• [Work request] Could you return all of the entries below exactly, minus the pictures?

(Website and app data records)

————

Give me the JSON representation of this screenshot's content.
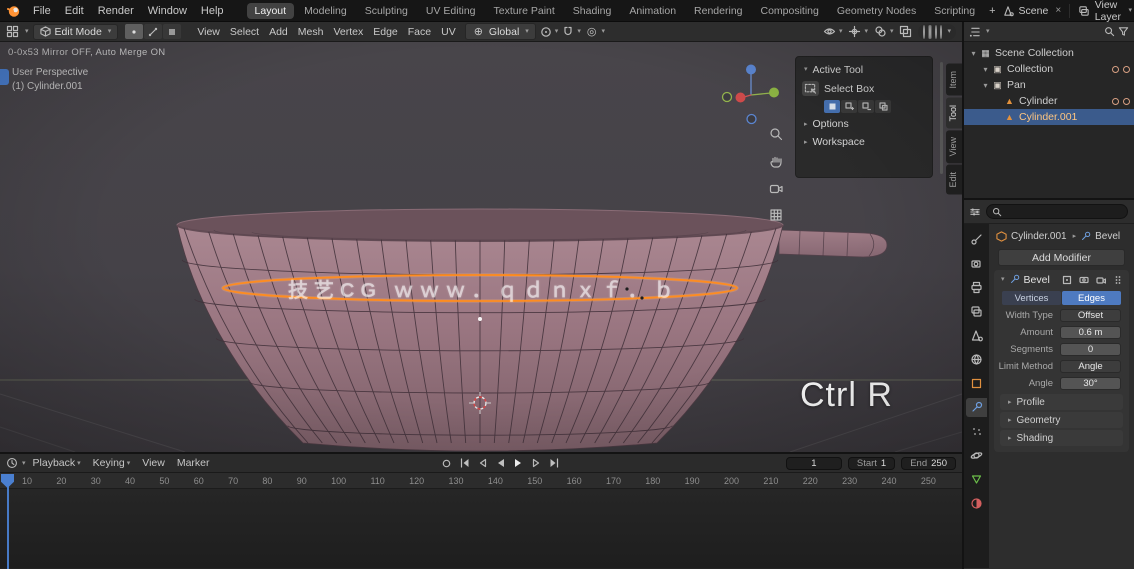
{
  "icons": {
    "chevron_down": "▾",
    "chevron_right": "▸",
    "close": "×",
    "plus": "+",
    "proportional": "◎",
    "orientation_globe": "⊕"
  },
  "topbar": {
    "menus": [
      "File",
      "Edit",
      "Render",
      "Window",
      "Help"
    ],
    "tabs": [
      {
        "label": "Layout",
        "active": true
      },
      {
        "label": "Modeling"
      },
      {
        "label": "Sculpting"
      },
      {
        "label": "UV Editing"
      },
      {
        "label": "Texture Paint"
      },
      {
        "label": "Shading"
      },
      {
        "label": "Animation"
      },
      {
        "label": "Rendering"
      },
      {
        "label": "Compositing"
      },
      {
        "label": "Geometry Nodes"
      },
      {
        "label": "Scripting"
      }
    ],
    "add_workspace": "+",
    "scene_name": "Scene",
    "view_layer_name": "View Layer"
  },
  "viewport_header": {
    "mode": "Edit Mode",
    "menus": [
      "View",
      "Select",
      "Add",
      "Mesh",
      "Vertex",
      "Edge",
      "Face",
      "UV"
    ],
    "orientation": "Global"
  },
  "viewport": {
    "stats_line": "0-0x53   Mirror OFF,  Auto Merge ON",
    "view_name": "User Perspective",
    "active_object": "(1) Cylinder.001",
    "watermark": "技艺CG ｗｗｗ．ｑｄｎｘｆ．ｂ",
    "key_overlay": "Ctrl R"
  },
  "tool_panel": {
    "header": "Active Tool",
    "tool_name": "Select Box",
    "collapsed": [
      "Options",
      "Workspace"
    ]
  },
  "sidebar_tabs": [
    {
      "label": "Item"
    },
    {
      "label": "Tool",
      "active": true
    },
    {
      "label": "View"
    },
    {
      "label": "Edit"
    }
  ],
  "outliner": {
    "rows": [
      {
        "label": "Scene Collection",
        "depth": 0,
        "glyph": "▦",
        "icon": "scene-collection",
        "expander": "▾"
      },
      {
        "label": "Collection",
        "depth": 1,
        "glyph": "▣",
        "icon": "collection",
        "expander": "▾",
        "toggles": true
      },
      {
        "label": "Pan",
        "depth": 1,
        "glyph": "▣",
        "icon": "collection",
        "expander": "▾"
      },
      {
        "label": "Cylinder",
        "depth": 2,
        "glyph": "▲",
        "icon": "mesh",
        "expander": "",
        "toggles": true
      },
      {
        "label": "Cylinder.001",
        "depth": 2,
        "glyph": "▲",
        "icon": "mesh",
        "expander": "",
        "selected": true
      }
    ]
  },
  "properties": {
    "breadcrumb_object": "Cylinder.001",
    "breadcrumb_modifier": "Bevel",
    "add_modifier": "Add Modifier",
    "modifier_name": "Bevel",
    "affect": [
      {
        "label": "Vertices"
      },
      {
        "label": "Edges",
        "active": true
      }
    ],
    "fields": [
      {
        "label": "Width Type",
        "value": "Offset",
        "type": "dropdown"
      },
      {
        "label": "Amount",
        "value": "0.6 m",
        "type": "slider"
      },
      {
        "label": "Segments",
        "value": "0",
        "type": "slider"
      },
      {
        "label": "Limit Method",
        "value": "Angle",
        "type": "dropdown"
      },
      {
        "label": "Angle",
        "value": "30°",
        "type": "slider"
      }
    ],
    "collapsed_sections": [
      "Profile",
      "Geometry",
      "Shading"
    ]
  },
  "timeline": {
    "menus": [
      "Playback",
      "Keying",
      "View",
      "Marker"
    ],
    "current_frame": "1",
    "start_label": "Start",
    "start_value": "1",
    "end_label": "End",
    "end_value": "250",
    "ticks": [
      "10",
      "20",
      "30",
      "40",
      "50",
      "60",
      "70",
      "80",
      "90",
      "100",
      "110",
      "120",
      "130",
      "140",
      "150",
      "160",
      "170",
      "180",
      "190",
      "200",
      "210",
      "220",
      "230",
      "240",
      "250"
    ]
  }
}
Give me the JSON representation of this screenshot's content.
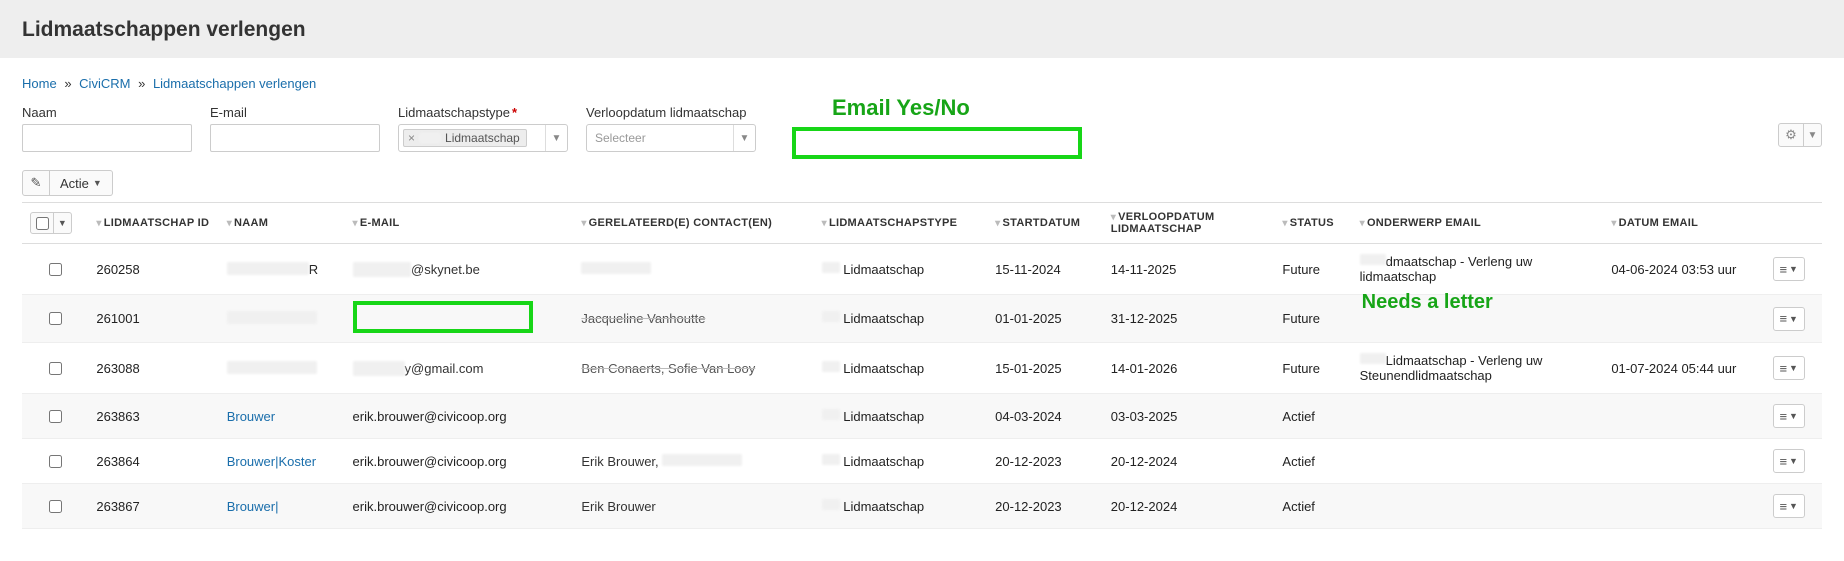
{
  "page": {
    "title": "Lidmaatschappen verlengen"
  },
  "breadcrumb": {
    "home": "Home",
    "civicrm": "CiviCRM",
    "current": "Lidmaatschappen verlengen",
    "sep": "»"
  },
  "filters": {
    "naam_label": "Naam",
    "email_label": "E-mail",
    "type_label": "Lidmaatschapstype",
    "type_tag": "Lidmaatschap",
    "verloop_label": "Verloopdatum lidmaatschap",
    "verloop_placeholder": "Selecteer"
  },
  "annotations": {
    "email_yesno": "Email Yes/No",
    "needs_letter": "Needs a letter"
  },
  "actions": {
    "actie_label": "Actie"
  },
  "table": {
    "headers": {
      "id": "LIDMAATSCHAP ID",
      "naam": "NAAM",
      "email": "E-MAIL",
      "gerel": "GERELATEERD(E) CONTACT(EN)",
      "type": "LIDMAATSCHAPSTYPE",
      "start": "STARTDATUM",
      "verloop": "VERLOOPDATUM LIDMAATSCHAP",
      "status": "STATUS",
      "onderwerp": "ONDERWERP EMAIL",
      "datum_email": "DATUM EMAIL"
    },
    "rows": [
      {
        "id": "260258",
        "naam_redacted": true,
        "naam_suffix": "R",
        "email_prefix_redacted": true,
        "email_visible": "@skynet.be",
        "email_redact_text": "xxxxxxxxx",
        "gerel_redacted": true,
        "type_suffix": "Lidmaatschap",
        "start": "15-11-2024",
        "verloop": "14-11-2025",
        "status": "Future",
        "onderwerp": "dmaatschap - Verleng uw lidmaatschap",
        "onderwerp_redacted": true,
        "datum_email": "04-06-2024 03:53 uur"
      },
      {
        "id": "261001",
        "naam_redacted": true,
        "email_annot_box": true,
        "gerel_text": "Jacqueline Vanhoutte",
        "gerel_strike": true,
        "type_suffix": "Lidmaatschap",
        "start": "01-01-2025",
        "verloop": "31-12-2025",
        "status": "Future",
        "onderwerp_annot": true,
        "datum_email": ""
      },
      {
        "id": "263088",
        "naam_redacted": true,
        "email_prefix_redacted": true,
        "email_visible": "y@gmail.com",
        "email_redact_text": "xxxxxxxx",
        "gerel_text": "Ben Conaerts, Sofie Van Looy",
        "gerel_strike": true,
        "type_suffix": "Lidmaatschap",
        "start": "15-01-2025",
        "verloop": "14-01-2026",
        "status": "Future",
        "onderwerp": "Lidmaatschap - Verleng uw Steunendlidmaatschap",
        "onderwerp_redacted": true,
        "datum_email": "01-07-2024 05:44 uur"
      },
      {
        "id": "263863",
        "naam": "Brouwer",
        "naam_link": true,
        "email": "erik.brouwer@civicoop.org",
        "gerel_text": "",
        "type_suffix": "Lidmaatschap",
        "start": "04-03-2024",
        "verloop": "03-03-2025",
        "status": "Actief",
        "onderwerp": "",
        "datum_email": ""
      },
      {
        "id": "263864",
        "naam": "Brouwer|Koster",
        "naam_link": true,
        "email": "erik.brouwer@civicoop.org",
        "gerel_text": "Erik Brouwer, ",
        "gerel_redact_suffix": true,
        "type_suffix": "Lidmaatschap",
        "start": "20-12-2023",
        "verloop": "20-12-2024",
        "status": "Actief",
        "onderwerp": "",
        "datum_email": ""
      },
      {
        "id": "263867",
        "naam": "Brouwer|",
        "naam_link": true,
        "email": "erik.brouwer@civicoop.org",
        "gerel_text": "Erik Brouwer",
        "type_suffix": "Lidmaatschap",
        "start": "20-12-2023",
        "verloop": "20-12-2024",
        "status": "Actief",
        "onderwerp": "",
        "datum_email": ""
      }
    ]
  }
}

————

• [Answer for the task]
Give me the JSON representation of this screenshot's content.
{
  "icons": {
    "chevron_down": "▾",
    "chevron_right": "▸",
    "close": "×",
    "plus": "+",
    "proportional": "◎",
    "orientation_globe": "⊕"
  },
  "topbar": {
    "menus": [
      "File",
      "Edit",
      "Render",
      "Window",
      "Help"
    ],
    "tabs": [
      {
        "label": "Layout",
        "active": true
      },
      {
        "label": "Modeling"
      },
      {
        "label": "Sculpting"
      },
      {
        "label": "UV Editing"
      },
      {
        "label": "Texture Paint"
      },
      {
        "label": "Shading"
      },
      {
        "label": "Animation"
      },
      {
        "label": "Rendering"
      },
      {
        "label": "Compositing"
      },
      {
        "label": "Geometry Nodes"
      },
      {
        "label": "Scripting"
      }
    ],
    "add_workspace": "+",
    "scene_name": "Scene",
    "view_layer_name": "View Layer"
  },
  "viewport_header": {
    "mode": "Edit Mode",
    "menus": [
      "View",
      "Select",
      "Add",
      "Mesh",
      "Vertex",
      "Edge",
      "Face",
      "UV"
    ],
    "orientation": "Global"
  },
  "viewport": {
    "stats_line": "0-0x53   Mirror OFF,  Auto Merge ON",
    "view_name": "User Perspective",
    "active_object": "(1) Cylinder.001",
    "watermark": "技艺CG ｗｗｗ．ｑｄｎｘｆ．ｂ",
    "key_overlay": "Ctrl R"
  },
  "tool_panel": {
    "header": "Active Tool",
    "tool_name": "Select Box",
    "collapsed": [
      "Options",
      "Workspace"
    ]
  },
  "sidebar_tabs": [
    {
      "label": "Item"
    },
    {
      "label": "Tool",
      "active": true
    },
    {
      "label": "View"
    },
    {
      "label": "Edit"
    }
  ],
  "outliner": {
    "rows": [
      {
        "label": "Scene Collection",
        "depth": 0,
        "glyph": "▦",
        "icon": "scene-collection",
        "expander": "▾"
      },
      {
        "label": "Collection",
        "depth": 1,
        "glyph": "▣",
        "icon": "collection",
        "expander": "▾",
        "toggles": true
      },
      {
        "label": "Pan",
        "depth": 1,
        "glyph": "▣",
        "icon": "collection",
        "expander": "▾"
      },
      {
        "label": "Cylinder",
        "depth": 2,
        "glyph": "▲",
        "icon": "mesh",
        "expander": "",
        "toggles": true
      },
      {
        "label": "Cylinder.001",
        "depth": 2,
        "glyph": "▲",
        "icon": "mesh",
        "expander": "",
        "selected": true
      }
    ]
  },
  "properties": {
    "breadcrumb_object": "Cylinder.001",
    "breadcrumb_modifier": "Bevel",
    "add_modifier": "Add Modifier",
    "modifier_name": "Bevel",
    "affect": [
      {
        "label": "Vertices"
      },
      {
        "label": "Edges",
        "active": true
      }
    ],
    "fields": [
      {
        "label": "Width Type",
        "value": "Offset",
        "type": "dropdown"
      },
      {
        "label": "Amount",
        "value": "0.6 m",
        "type": "slider"
      },
      {
        "label": "Segments",
        "value": "0",
        "type": "slider"
      },
      {
        "label": "Limit Method",
        "value": "Angle",
        "type": "dropdown"
      },
      {
        "label": "Angle",
        "value": "30°",
        "type": "slider"
      }
    ],
    "collapsed_sections": [
      "Profile",
      "Geometry",
      "Shading"
    ]
  },
  "timeline": {
    "menus": [
      "Playback",
      "Keying",
      "View",
      "Marker"
    ],
    "current_frame": "1",
    "start_label": "Start",
    "start_value": "1",
    "end_label": "End",
    "end_value": "250",
    "ticks": [
      "10",
      "20",
      "30",
      "40",
      "50",
      "60",
      "70",
      "80",
      "90",
      "100",
      "110",
      "120",
      "130",
      "140",
      "150",
      "160",
      "170",
      "180",
      "190",
      "200",
      "210",
      "220",
      "230",
      "240",
      "250"
    ]
  }
}
Give me the JSON representation of this screenshot's content.
{
  "page": {
    "title": "Lidmaatschappen verlengen"
  },
  "breadcrumb": {
    "home": "Home",
    "civicrm": "CiviCRM",
    "current": "Lidmaatschappen verlengen",
    "sep": "»"
  },
  "filters": {
    "naam_label": "Naam",
    "email_label": "E-mail",
    "type_label": "Lidmaatschapstype",
    "type_tag": "Lidmaatschap",
    "verloop_label": "Verloopdatum lidmaatschap",
    "verloop_placeholder": "Selecteer"
  },
  "annotations": {
    "email_yesno": "Email Yes/No",
    "needs_letter": "Needs a letter"
  },
  "actions": {
    "actie_label": "Actie"
  },
  "table": {
    "headers": {
      "id": "LIDMAATSCHAP ID",
      "naam": "NAAM",
      "email": "E-MAIL",
      "gerel": "GERELATEERD(E) CONTACT(EN)",
      "type": "LIDMAATSCHAPSTYPE",
      "start": "STARTDATUM",
      "verloop": "VERLOOPDATUM LIDMAATSCHAP",
      "status": "STATUS",
      "onderwerp": "ONDERWERP EMAIL",
      "datum_email": "DATUM EMAIL"
    },
    "rows": [
      {
        "id": "260258",
        "naam_redacted": true,
        "naam_suffix": "R",
        "email_prefix_redacted": true,
        "email_visible": "@skynet.be",
        "email_redact_text": "xxxxxxxxx",
        "gerel_redacted": true,
        "type_suffix": "Lidmaatschap",
        "start": "15-11-2024",
        "verloop": "14-11-2025",
        "status": "Future",
        "onderwerp": "dmaatschap - Verleng uw lidmaatschap",
        "onderwerp_redacted": true,
        "datum_email": "04-06-2024 03:53 uur"
      },
      {
        "id": "261001",
        "naam_redacted": true,
        "email_annot_box": true,
        "gerel_text": "Jacqueline Vanhoutte",
        "gerel_strike": true,
        "type_suffix": "Lidmaatschap",
        "start": "01-01-2025",
        "verloop": "31-12-2025",
        "status": "Future",
        "onderwerp_annot": true,
        "datum_email": ""
      },
      {
        "id": "263088",
        "naam_redacted": true,
        "email_prefix_redacted": true,
        "email_visible": "y@gmail.com",
        "email_redact_text": "xxxxxxxx",
        "gerel_text": "Ben Conaerts, Sofie Van Looy",
        "gerel_strike": true,
        "type_suffix": "Lidmaatschap",
        "start": "15-01-2025",
        "verloop": "14-01-2026",
        "status": "Future",
        "onderwerp": "Lidmaatschap - Verleng uw Steunendlidmaatschap",
        "onderwerp_redacted": true,
        "datum_email": "01-07-2024 05:44 uur"
      },
      {
        "id": "263863",
        "naam": "Brouwer",
        "naam_link": true,
        "email": "erik.brouwer@civicoop.org",
        "gerel_text": "",
        "type_suffix": "Lidmaatschap",
        "start": "04-03-2024",
        "verloop": "03-03-2025",
        "status": "Actief",
        "onderwerp": "",
        "datum_email": ""
      },
      {
        "id": "263864",
        "naam": "Brouwer|Koster",
        "naam_link": true,
        "email": "erik.brouwer@civicoop.org",
        "gerel_text": "Erik Brouwer, ",
        "gerel_redact_suffix": true,
        "type_suffix": "Lidmaatschap",
        "start": "20-12-2023",
        "verloop": "20-12-2024",
        "status": "Actief",
        "onderwerp": "",
        "datum_email": ""
      },
      {
        "id": "263867",
        "naam": "Brouwer|",
        "naam_link": true,
        "email": "erik.brouwer@civicoop.org",
        "gerel_text": "Erik Brouwer",
        "type_suffix": "Lidmaatschap",
        "start": "20-12-2023",
        "verloop": "20-12-2024",
        "status": "Actief",
        "onderwerp": "",
        "datum_email": ""
      }
    ]
  }
}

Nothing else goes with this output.